At some point everyone thinks about making their own computer, I’ve always wanted to make one. The C128X was supposed to be used for a commodore themed website, never got down to making it. As my electronics skills are mediocre at best, I doubt that I could make a computer on my own — but I can at least design the look of one. I always liked the the 128D’s design, the pull out keyboard and the built in floppy. The A2000 as well I always liked especially for the front facing joystick and keyboard ports. The A2000 was a barn though, you could hide an entire other computer in there with room to spare (if you had the AT addon then you did have two).
The file for this is here: C128X
Another PSD, this time of a Commodore 1571 disk drive. You can get the file here: Commodore 1571. I remember getting a C128, which replaced the first C64 we had. My father managed to talk to Jim Butterfield, who arranged the original C64 purchase — first generation hardware coupled with a white 1541. It’s funny, as that original C64 was never traded away.. unlike that C128 which somehow I got an A500 for. Weird.

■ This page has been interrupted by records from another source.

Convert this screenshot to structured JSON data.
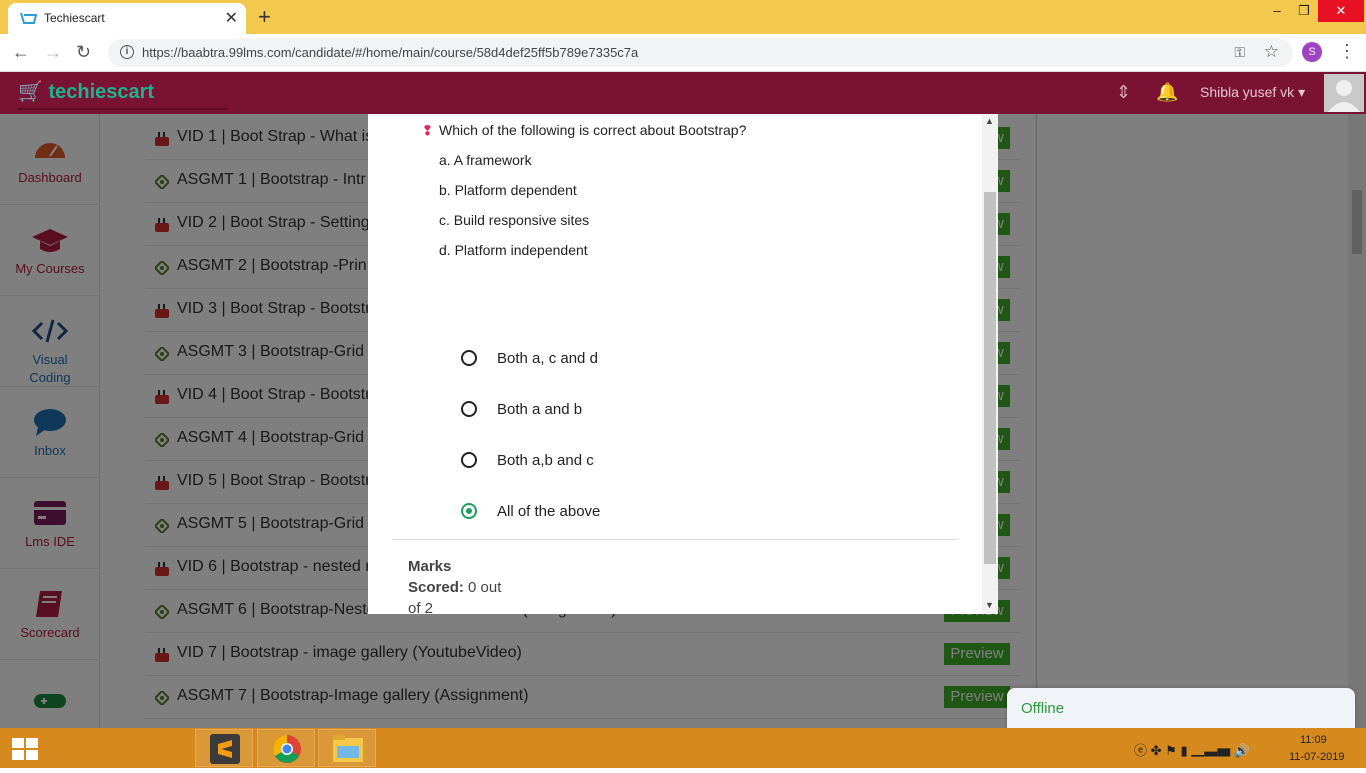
{
  "browser": {
    "tab_title": "Techiescart",
    "url": "https://baabtra.99lms.com/candidate/#/home/main/course/58d4def25ff5b789e7335c7a",
    "profile_initial": "S"
  },
  "header": {
    "logo": "techiescart",
    "user_name": "Shibla yusef vk"
  },
  "sidebar": {
    "items": [
      {
        "label": "Dashboard",
        "icon": "dashboard-icon"
      },
      {
        "label": "My Courses",
        "icon": "graduation-cap-icon"
      },
      {
        "label": "Visual",
        "label2": "Coding",
        "icon": "code-icon"
      },
      {
        "label": "Inbox",
        "icon": "chat-bubble-icon"
      },
      {
        "label": "Lms IDE",
        "icon": "ide-icon"
      },
      {
        "label": "Scorecard",
        "icon": "book-icon"
      },
      {
        "label": "",
        "icon": "gamepad-icon"
      }
    ]
  },
  "lessons": {
    "preview_label": "Preview",
    "items": [
      {
        "text": "VID 1 | Boot Strap - What is",
        "type": "video"
      },
      {
        "text": "ASGMT 1 | Bootstrap - Intr",
        "type": "assignment"
      },
      {
        "text": "VID 2 | Boot Strap - Setting",
        "type": "video"
      },
      {
        "text": "ASGMT 2 | Bootstrap -Prin",
        "type": "assignment"
      },
      {
        "text": "VID 3 | Boot Strap - Bootstr",
        "type": "video"
      },
      {
        "text": "ASGMT 3 | Bootstrap-Grid",
        "type": "assignment"
      },
      {
        "text": "VID 4 | Boot Strap - Bootstr",
        "type": "video"
      },
      {
        "text": "ASGMT 4 | Bootstrap-Grid",
        "type": "assignment"
      },
      {
        "text": "VID 5 | Boot Strap - Bootstr",
        "type": "video"
      },
      {
        "text": "ASGMT 5 | Bootstrap-Grid",
        "type": "assignment"
      },
      {
        "text": "VID 6 | Bootstrap - nested r",
        "type": "video"
      },
      {
        "text": "ASGMT 6 | Bootstrap-Nested rows and columns  (Assignment)",
        "type": "assignment"
      },
      {
        "text": "VID 7 | Bootstrap - image gallery  (YoutubeVideo)",
        "type": "video"
      },
      {
        "text": "ASGMT 7 | Bootstrap-Image gallery  (Assignment)",
        "type": "assignment"
      }
    ]
  },
  "modal": {
    "question": "Which of the following is correct about Bootstrap?",
    "statements": [
      "a. A framework",
      "b. Platform dependent",
      "c. Build responsive sites",
      "d. Platform independent"
    ],
    "choices": [
      {
        "label": "Both a, c and d",
        "selected": false
      },
      {
        "label": "Both a and b",
        "selected": false
      },
      {
        "label": "Both a,b and c",
        "selected": false
      },
      {
        "label": "All of the above",
        "selected": true
      }
    ],
    "marks_title": "Marks",
    "scored_label": "Scored:",
    "scored_value": "0 out",
    "scored_of": "of 2"
  },
  "offline_status": "Offline",
  "taskbar": {
    "time": "11:09",
    "date": "11-07-2019"
  },
  "colors": {
    "header": "#7a1233",
    "logo": "#1db38f",
    "preview": "#3fae2a",
    "taskbar": "#d68a1e",
    "selected_radio": "#1a9f5c"
  }
}
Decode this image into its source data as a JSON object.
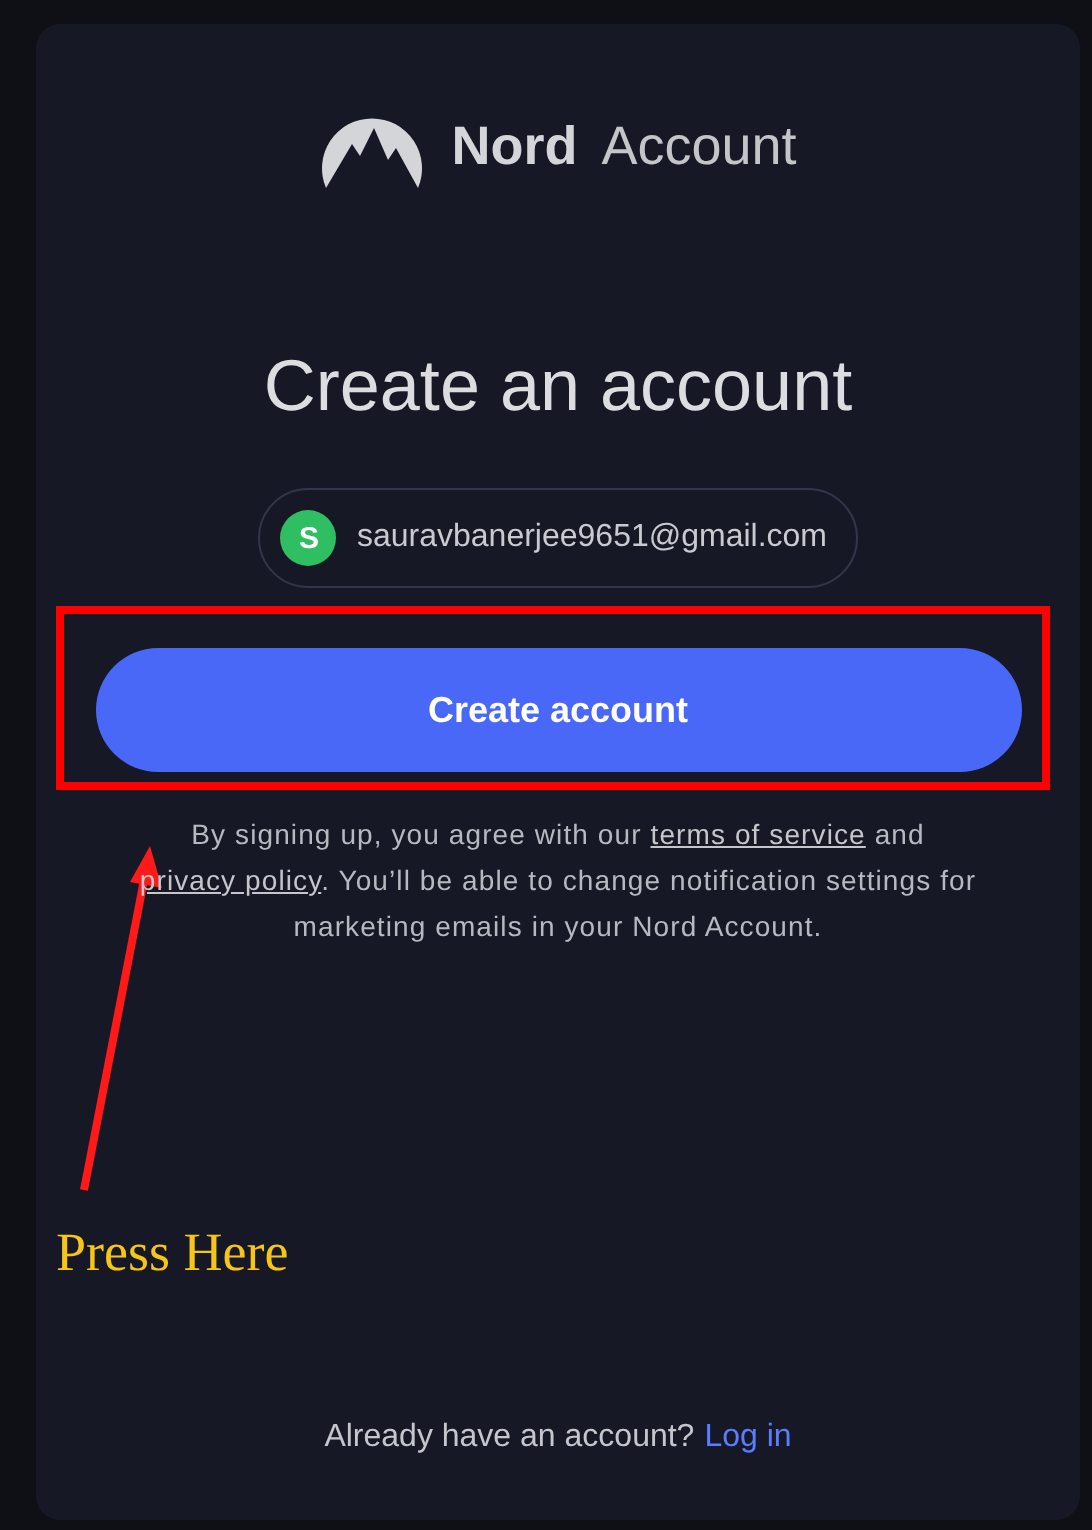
{
  "logo": {
    "brand": "Nord",
    "product": "Account"
  },
  "title": "Create an account",
  "account_chip": {
    "initial": "S",
    "email": "sauravbanerjee9651@gmail.com",
    "color": "#2fbf62"
  },
  "primary_button": {
    "label": "Create account",
    "highlighted": true
  },
  "terms": {
    "before": "By signing up, you agree with our ",
    "terms_link": "terms of service",
    "middle": " and ",
    "privacy_link": "privacy policy",
    "after": ". You’ll be able to change notification settings for marketing emails in your Nord Account."
  },
  "footer": {
    "text": "Already have an account?",
    "link": "Log in"
  },
  "annotation": {
    "label": "Press Here"
  }
}
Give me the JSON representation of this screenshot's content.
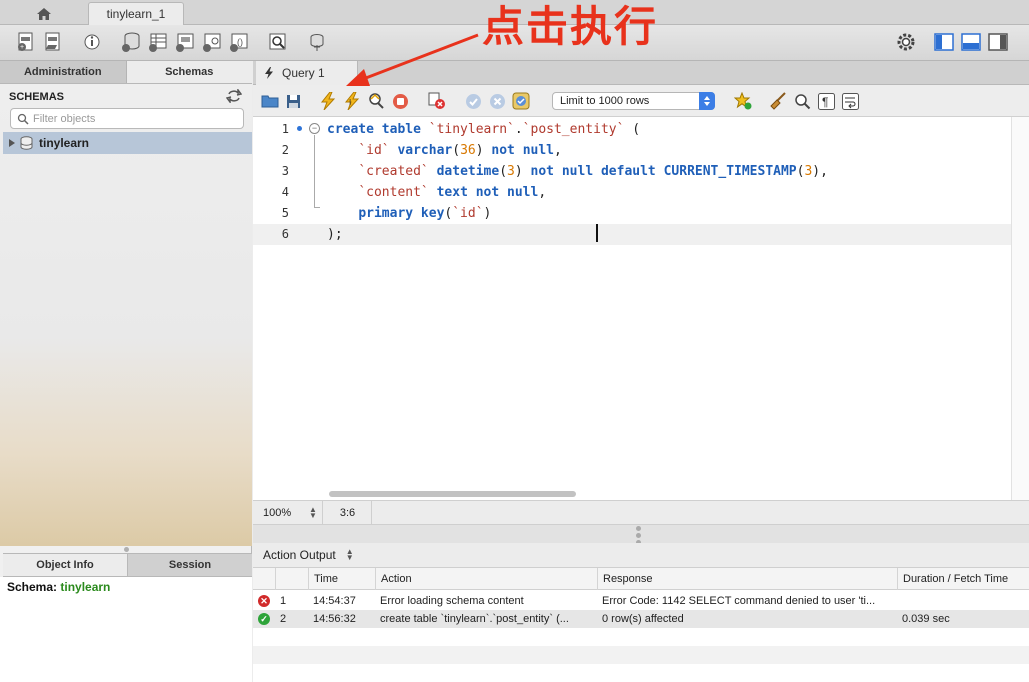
{
  "tabbar": {
    "connection_tab": "tinylearn_1"
  },
  "sidebar": {
    "tabs": [
      "Administration",
      "Schemas"
    ],
    "schemas_header": "SCHEMAS",
    "filter_placeholder": "Filter objects",
    "schema_items": [
      "tinylearn"
    ],
    "info_tabs": [
      "Object Info",
      "Session"
    ],
    "info_label": "Schema:",
    "info_value": "tinylearn"
  },
  "query": {
    "tab_label": "Query 1",
    "limit_select": "Limit to 1000 rows",
    "zoom": "100%",
    "cursor_position": "3:6"
  },
  "editor": {
    "line_numbers": [
      "1",
      "2",
      "3",
      "4",
      "5",
      "6"
    ],
    "lines": [
      [
        [
          "kw",
          "create table "
        ],
        [
          "id",
          "`tinylearn`"
        ],
        [
          "pl",
          "."
        ],
        [
          "id",
          "`post_entity`"
        ],
        [
          "pl",
          " ("
        ]
      ],
      [
        [
          "pl",
          "    "
        ],
        [
          "id",
          "`id`"
        ],
        [
          "pl",
          " "
        ],
        [
          "kw",
          "varchar"
        ],
        [
          "pl",
          "("
        ],
        [
          "num",
          "36"
        ],
        [
          "pl",
          ") "
        ],
        [
          "kw",
          "not null"
        ],
        [
          "pl",
          ","
        ]
      ],
      [
        [
          "pl",
          "    "
        ],
        [
          "id",
          "`created`"
        ],
        [
          "pl",
          " "
        ],
        [
          "kw",
          "datetime"
        ],
        [
          "pl",
          "("
        ],
        [
          "num",
          "3"
        ],
        [
          "pl",
          ") "
        ],
        [
          "kw",
          "not null default CURRENT_TIMESTAMP"
        ],
        [
          "pl",
          "("
        ],
        [
          "num",
          "3"
        ],
        [
          "pl",
          "),"
        ]
      ],
      [
        [
          "pl",
          "    "
        ],
        [
          "id",
          "`content`"
        ],
        [
          "pl",
          " "
        ],
        [
          "kw",
          "text not null"
        ],
        [
          "pl",
          ","
        ]
      ],
      [
        [
          "pl",
          "    "
        ],
        [
          "kw",
          "primary key"
        ],
        [
          "pl",
          "("
        ],
        [
          "id",
          "`id`"
        ],
        [
          "pl",
          ")"
        ]
      ],
      [
        [
          "pl",
          ");"
        ]
      ]
    ]
  },
  "output": {
    "selector_label": "Action Output",
    "columns": [
      "",
      "Time",
      "Action",
      "Response",
      "Duration / Fetch Time"
    ],
    "rows": [
      {
        "status": "error",
        "num": "1",
        "time": "14:54:37",
        "action": "Error loading schema content",
        "response": "Error Code: 1142 SELECT command denied to user 'ti...",
        "duration": ""
      },
      {
        "status": "ok",
        "num": "2",
        "time": "14:56:32",
        "action": "create table `tinylearn`.`post_entity` (...",
        "response": "0 row(s) affected",
        "duration": "0.039 sec"
      }
    ]
  },
  "annotation": {
    "text": "点击执行",
    "color": "#e8321c"
  },
  "colors": {
    "accent": "#3c7ee6",
    "keyword": "#1f5fb8",
    "identifier": "#b03a2e",
    "number": "#d87800",
    "schema_green": "#2a8a1c"
  }
}
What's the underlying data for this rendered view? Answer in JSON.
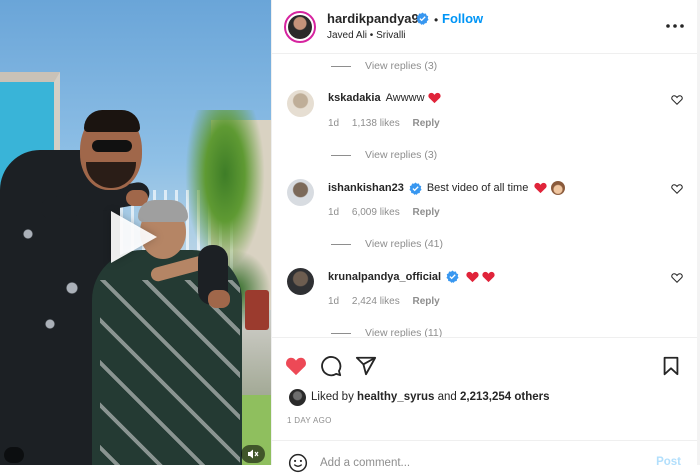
{
  "colors": {
    "accent_blue": "#0095f6",
    "verified_blue": "#3897f0",
    "heart_red": "#ed4956",
    "secondary_text": "#8e8e8e",
    "primary_text": "#262626"
  },
  "media": {
    "play_icon": "play-icon",
    "mute_icon": "speaker-muted-icon"
  },
  "header": {
    "username": "hardikpandya93",
    "dot": "•",
    "follow_label": "Follow",
    "audio": "Javed Ali • Srivalli",
    "more_icon": "more-horizontal-icon"
  },
  "comments": [
    {
      "type": "replies",
      "view_replies": "View replies (3)"
    },
    {
      "type": "comment",
      "username": "kskadakia",
      "text": "Awwww",
      "emojis": [
        "red-heart"
      ],
      "age": "1d",
      "likes": "1,138 likes",
      "reply": "Reply",
      "view_replies": "View replies (3)"
    },
    {
      "type": "comment",
      "username": "ishankishan23",
      "verified": true,
      "text": "Best video of all time",
      "emojis": [
        "red-heart",
        "see-no-evil-monkey"
      ],
      "age": "1d",
      "likes": "6,009 likes",
      "reply": "Reply",
      "view_replies": "View replies (41)"
    },
    {
      "type": "comment",
      "username": "krunalpandya_official",
      "verified": true,
      "text": "",
      "emojis": [
        "red-heart",
        "red-heart"
      ],
      "age": "1d",
      "likes": "2,424 likes",
      "reply": "Reply",
      "view_replies": "View replies (11)"
    }
  ],
  "actions": {
    "like_icon": "heart-filled-icon",
    "comment_icon": "comment-icon",
    "share_icon": "share-icon",
    "save_icon": "bookmark-icon"
  },
  "likes": {
    "prefix": "Liked by",
    "user": "healthy_syrus",
    "joiner": "and",
    "others": "2,213,254 others"
  },
  "timestamp": "1 DAY AGO",
  "add_comment": {
    "placeholder": "Add a comment...",
    "post_label": "Post",
    "emoji_icon": "smiley-icon"
  }
}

This is the image of the 8050, which I made in Photoshop. All the layers are there, to edit the details. If you want a copy of the file go here: CBM 8050 PSD
My BBS in the day had one of these, an 8250 and a SFD1001 attached to a BUS Card with a pile of 1541’s. The grade school I was in, had 4 pets sharing an 8050. That was the first network I noticed, then a pair of ICON’s showed up.
A link to the Photoshop sources are here: Photoshop Files
A link to the actual .ICO Files are here : Windows ICO
I’ve also included with the ICO files the config file that you can use to make these a disk icon. These are nice to replace the SD cards default disk icon, great for people with MMC replays or Turbo Chameleon 64’s. Note: The Commodore PSD uses Adobe Photoshop CC’s 3D capabilities, the other file is a flat bitmap.